(Page and application data records)
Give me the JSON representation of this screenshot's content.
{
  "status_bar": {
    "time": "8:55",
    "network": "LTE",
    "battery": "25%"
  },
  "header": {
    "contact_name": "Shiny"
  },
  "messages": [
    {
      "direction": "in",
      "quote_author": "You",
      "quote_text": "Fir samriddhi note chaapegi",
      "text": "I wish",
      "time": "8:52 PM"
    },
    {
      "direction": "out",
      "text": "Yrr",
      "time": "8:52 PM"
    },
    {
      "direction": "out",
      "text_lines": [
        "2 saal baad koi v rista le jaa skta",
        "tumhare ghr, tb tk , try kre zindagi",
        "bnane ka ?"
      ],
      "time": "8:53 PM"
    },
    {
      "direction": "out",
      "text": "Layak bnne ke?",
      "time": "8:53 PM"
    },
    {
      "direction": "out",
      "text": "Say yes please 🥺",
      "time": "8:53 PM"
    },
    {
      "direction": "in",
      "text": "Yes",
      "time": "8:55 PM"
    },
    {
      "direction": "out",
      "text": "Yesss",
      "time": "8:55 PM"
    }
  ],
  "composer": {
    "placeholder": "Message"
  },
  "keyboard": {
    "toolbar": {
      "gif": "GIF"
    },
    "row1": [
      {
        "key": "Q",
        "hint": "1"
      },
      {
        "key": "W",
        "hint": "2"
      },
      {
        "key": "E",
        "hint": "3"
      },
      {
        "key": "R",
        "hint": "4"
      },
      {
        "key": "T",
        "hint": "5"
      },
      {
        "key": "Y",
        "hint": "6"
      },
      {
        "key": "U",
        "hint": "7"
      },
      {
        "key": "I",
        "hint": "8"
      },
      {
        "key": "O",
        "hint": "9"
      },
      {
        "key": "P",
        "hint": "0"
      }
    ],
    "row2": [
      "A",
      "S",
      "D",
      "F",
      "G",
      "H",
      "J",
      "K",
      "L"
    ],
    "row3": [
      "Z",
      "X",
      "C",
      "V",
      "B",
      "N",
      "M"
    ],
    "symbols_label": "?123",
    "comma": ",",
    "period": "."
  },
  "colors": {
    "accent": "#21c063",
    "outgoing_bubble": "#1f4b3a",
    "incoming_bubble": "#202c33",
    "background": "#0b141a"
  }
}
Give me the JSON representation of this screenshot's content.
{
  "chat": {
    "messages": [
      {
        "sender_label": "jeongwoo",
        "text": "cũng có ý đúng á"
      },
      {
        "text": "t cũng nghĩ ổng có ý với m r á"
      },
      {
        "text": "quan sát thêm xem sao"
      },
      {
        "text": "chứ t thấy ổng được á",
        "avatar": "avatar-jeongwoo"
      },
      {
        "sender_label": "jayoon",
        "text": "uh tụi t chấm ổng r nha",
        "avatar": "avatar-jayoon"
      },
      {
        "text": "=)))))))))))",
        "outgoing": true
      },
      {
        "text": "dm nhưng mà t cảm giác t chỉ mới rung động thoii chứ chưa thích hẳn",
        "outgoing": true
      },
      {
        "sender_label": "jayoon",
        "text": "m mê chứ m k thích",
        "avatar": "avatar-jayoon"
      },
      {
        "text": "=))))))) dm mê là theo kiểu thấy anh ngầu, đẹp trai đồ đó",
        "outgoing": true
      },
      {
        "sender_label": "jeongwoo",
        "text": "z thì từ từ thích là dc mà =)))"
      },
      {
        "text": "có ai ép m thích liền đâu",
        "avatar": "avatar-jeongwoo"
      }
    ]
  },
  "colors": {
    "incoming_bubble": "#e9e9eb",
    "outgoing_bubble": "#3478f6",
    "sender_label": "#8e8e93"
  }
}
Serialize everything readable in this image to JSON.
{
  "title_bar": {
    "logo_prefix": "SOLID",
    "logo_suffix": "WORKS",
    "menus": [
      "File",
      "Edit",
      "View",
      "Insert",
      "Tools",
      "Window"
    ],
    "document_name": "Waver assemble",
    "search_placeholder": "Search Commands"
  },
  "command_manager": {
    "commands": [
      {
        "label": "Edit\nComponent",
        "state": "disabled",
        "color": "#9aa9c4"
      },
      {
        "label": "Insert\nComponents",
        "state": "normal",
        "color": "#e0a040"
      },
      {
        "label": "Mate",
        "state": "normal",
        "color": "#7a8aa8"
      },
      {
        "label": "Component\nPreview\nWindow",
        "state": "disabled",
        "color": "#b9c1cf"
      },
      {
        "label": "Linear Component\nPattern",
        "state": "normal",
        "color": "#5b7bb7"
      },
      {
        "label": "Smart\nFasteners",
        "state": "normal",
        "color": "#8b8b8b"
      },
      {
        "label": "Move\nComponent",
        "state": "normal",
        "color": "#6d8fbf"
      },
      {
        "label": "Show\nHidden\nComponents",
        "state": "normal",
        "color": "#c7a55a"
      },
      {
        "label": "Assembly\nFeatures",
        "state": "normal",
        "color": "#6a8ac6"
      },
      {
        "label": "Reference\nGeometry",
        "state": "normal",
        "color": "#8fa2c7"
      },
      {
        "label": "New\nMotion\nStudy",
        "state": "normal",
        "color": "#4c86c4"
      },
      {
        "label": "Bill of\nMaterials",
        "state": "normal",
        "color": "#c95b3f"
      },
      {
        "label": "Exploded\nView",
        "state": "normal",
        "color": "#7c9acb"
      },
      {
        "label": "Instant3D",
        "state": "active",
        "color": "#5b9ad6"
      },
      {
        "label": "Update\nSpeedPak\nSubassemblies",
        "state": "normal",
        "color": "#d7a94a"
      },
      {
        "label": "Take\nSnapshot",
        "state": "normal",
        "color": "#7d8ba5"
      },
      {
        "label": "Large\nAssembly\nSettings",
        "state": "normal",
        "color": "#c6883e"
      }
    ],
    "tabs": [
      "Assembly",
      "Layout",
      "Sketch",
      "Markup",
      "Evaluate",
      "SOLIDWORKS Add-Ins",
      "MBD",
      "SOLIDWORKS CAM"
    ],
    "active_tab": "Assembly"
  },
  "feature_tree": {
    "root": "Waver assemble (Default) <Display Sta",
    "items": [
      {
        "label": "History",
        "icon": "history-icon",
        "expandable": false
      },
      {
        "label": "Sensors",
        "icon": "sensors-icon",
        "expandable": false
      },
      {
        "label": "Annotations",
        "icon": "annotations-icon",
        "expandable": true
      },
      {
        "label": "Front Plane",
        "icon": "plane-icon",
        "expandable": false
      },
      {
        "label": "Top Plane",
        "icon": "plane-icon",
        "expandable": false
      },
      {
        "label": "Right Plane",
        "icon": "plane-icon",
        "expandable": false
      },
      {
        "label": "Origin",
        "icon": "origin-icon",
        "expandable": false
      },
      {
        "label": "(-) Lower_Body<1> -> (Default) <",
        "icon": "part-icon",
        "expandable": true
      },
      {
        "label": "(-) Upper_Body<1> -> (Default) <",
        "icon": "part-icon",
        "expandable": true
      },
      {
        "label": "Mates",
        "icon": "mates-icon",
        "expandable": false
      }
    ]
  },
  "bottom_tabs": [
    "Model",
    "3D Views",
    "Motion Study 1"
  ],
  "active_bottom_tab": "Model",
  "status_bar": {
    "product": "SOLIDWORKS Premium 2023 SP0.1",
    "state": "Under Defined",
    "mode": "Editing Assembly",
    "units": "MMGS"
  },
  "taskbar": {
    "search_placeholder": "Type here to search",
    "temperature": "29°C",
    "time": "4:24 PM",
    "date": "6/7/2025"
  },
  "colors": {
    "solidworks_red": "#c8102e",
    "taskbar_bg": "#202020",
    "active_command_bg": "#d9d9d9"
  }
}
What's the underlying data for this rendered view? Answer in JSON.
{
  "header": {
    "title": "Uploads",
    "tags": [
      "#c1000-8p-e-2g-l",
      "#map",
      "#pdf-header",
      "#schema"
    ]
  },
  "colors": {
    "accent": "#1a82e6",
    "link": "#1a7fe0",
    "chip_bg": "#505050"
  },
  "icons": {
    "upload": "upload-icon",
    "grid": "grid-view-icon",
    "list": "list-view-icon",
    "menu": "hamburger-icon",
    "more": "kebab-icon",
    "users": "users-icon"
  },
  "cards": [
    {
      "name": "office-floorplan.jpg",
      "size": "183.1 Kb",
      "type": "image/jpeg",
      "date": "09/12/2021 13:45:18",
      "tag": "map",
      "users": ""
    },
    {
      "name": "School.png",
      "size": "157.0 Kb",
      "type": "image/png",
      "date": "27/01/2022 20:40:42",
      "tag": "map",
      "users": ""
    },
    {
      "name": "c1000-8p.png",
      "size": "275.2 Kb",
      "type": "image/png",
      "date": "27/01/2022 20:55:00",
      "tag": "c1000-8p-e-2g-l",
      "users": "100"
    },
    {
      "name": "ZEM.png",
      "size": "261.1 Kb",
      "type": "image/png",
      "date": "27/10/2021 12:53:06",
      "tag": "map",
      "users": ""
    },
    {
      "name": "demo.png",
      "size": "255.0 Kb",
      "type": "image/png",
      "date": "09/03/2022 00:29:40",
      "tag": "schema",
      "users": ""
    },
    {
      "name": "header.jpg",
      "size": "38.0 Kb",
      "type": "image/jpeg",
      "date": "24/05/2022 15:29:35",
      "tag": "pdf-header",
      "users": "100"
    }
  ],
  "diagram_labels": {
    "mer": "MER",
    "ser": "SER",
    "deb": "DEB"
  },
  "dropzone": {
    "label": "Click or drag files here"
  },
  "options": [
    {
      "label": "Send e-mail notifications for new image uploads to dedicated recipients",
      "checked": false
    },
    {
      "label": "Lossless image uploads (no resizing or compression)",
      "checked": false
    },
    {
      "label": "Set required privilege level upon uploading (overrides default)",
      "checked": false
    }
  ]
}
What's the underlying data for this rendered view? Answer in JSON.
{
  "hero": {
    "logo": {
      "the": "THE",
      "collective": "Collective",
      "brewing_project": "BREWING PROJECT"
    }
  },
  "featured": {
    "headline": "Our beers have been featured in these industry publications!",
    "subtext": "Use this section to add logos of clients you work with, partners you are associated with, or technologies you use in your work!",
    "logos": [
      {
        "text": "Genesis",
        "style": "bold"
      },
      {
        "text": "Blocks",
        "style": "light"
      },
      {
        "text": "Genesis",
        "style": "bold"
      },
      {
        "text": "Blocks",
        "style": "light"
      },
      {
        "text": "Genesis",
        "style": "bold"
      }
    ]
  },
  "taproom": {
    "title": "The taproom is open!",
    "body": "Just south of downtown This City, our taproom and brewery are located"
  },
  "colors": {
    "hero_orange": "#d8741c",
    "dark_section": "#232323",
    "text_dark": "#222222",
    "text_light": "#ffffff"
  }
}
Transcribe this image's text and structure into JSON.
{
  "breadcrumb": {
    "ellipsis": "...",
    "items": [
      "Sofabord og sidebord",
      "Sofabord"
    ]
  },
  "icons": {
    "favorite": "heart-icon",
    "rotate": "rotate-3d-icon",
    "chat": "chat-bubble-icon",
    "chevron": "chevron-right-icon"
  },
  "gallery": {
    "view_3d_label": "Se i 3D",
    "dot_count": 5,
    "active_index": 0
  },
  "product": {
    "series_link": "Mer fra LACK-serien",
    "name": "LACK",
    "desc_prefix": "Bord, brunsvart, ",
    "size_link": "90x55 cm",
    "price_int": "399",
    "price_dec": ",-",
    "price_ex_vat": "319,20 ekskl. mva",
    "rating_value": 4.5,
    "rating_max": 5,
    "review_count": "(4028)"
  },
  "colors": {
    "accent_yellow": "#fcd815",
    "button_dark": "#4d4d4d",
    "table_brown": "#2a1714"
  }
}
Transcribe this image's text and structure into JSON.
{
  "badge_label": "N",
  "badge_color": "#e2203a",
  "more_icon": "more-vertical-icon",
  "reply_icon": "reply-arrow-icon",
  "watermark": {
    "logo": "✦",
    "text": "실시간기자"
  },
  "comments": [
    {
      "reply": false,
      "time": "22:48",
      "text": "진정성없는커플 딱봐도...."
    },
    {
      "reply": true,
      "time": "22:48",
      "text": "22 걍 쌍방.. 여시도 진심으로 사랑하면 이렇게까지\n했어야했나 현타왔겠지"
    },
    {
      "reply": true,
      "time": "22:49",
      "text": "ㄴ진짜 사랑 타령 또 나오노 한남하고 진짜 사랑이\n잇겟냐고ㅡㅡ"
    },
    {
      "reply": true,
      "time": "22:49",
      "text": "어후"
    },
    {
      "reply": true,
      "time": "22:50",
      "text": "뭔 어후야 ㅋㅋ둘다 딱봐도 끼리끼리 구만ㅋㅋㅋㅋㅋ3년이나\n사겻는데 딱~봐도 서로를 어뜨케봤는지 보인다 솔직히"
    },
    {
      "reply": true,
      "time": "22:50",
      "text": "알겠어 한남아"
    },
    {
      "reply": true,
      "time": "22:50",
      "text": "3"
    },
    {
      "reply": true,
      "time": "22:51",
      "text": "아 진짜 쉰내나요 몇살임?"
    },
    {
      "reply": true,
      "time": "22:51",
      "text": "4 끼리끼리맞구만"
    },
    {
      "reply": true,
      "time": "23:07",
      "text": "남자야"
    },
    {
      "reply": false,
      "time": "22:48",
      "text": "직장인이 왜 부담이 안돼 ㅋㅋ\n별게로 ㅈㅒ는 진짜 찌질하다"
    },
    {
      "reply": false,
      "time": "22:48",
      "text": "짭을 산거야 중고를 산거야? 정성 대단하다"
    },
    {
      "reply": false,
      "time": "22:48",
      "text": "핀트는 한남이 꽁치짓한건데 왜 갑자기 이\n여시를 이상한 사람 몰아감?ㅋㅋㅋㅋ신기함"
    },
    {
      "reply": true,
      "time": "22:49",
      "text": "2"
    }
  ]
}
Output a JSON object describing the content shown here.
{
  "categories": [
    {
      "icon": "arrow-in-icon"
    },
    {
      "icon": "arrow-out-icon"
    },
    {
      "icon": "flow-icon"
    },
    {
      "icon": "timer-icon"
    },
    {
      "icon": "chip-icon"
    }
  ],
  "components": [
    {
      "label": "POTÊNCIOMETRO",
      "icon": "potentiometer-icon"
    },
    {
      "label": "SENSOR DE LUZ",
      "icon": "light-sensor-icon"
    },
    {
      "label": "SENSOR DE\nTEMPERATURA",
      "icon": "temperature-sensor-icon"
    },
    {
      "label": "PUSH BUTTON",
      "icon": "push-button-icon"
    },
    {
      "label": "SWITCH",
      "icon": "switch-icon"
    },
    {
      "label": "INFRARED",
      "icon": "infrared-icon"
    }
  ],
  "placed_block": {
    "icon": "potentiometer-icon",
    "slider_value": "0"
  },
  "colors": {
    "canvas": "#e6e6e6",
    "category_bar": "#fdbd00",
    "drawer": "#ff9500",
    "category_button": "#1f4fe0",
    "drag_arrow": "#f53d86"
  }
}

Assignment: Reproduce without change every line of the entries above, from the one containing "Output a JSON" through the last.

Task result:
Output a JSON object describing the content shown here.
{
  "categories": [
    {
      "icon": "arrow-in-icon"
    },
    {
      "icon": "arrow-out-icon"
    },
    {
      "icon": "flow-icon"
    },
    {
      "icon": "timer-icon"
    },
    {
      "icon": "chip-icon"
    }
  ],
  "components": [
    {
      "label": "POTÊNCIOMETRO",
      "icon": "potentiometer-icon"
    },
    {
      "label": "SENSOR DE LUZ",
      "icon": "light-sensor-icon"
    },
    {
      "label": "SENSOR DE\nTEMPERATURA",
      "icon": "temperature-sensor-icon"
    },
    {
      "label": "PUSH BUTTON",
      "icon": "push-button-icon"
    },
    {
      "label": "SWITCH",
      "icon": "switch-icon"
    },
    {
      "label": "INFRARED",
      "icon": "infrared-icon"
    }
  ],
  "placed_block": {
    "icon": "potentiometer-icon",
    "slider_value": "0"
  },
  "colors": {
    "canvas": "#e6e6e6",
    "category_bar": "#fdbd00",
    "drawer": "#ff9500",
    "category_button": "#1f4fe0",
    "drag_arrow": "#f53d86"
  }
}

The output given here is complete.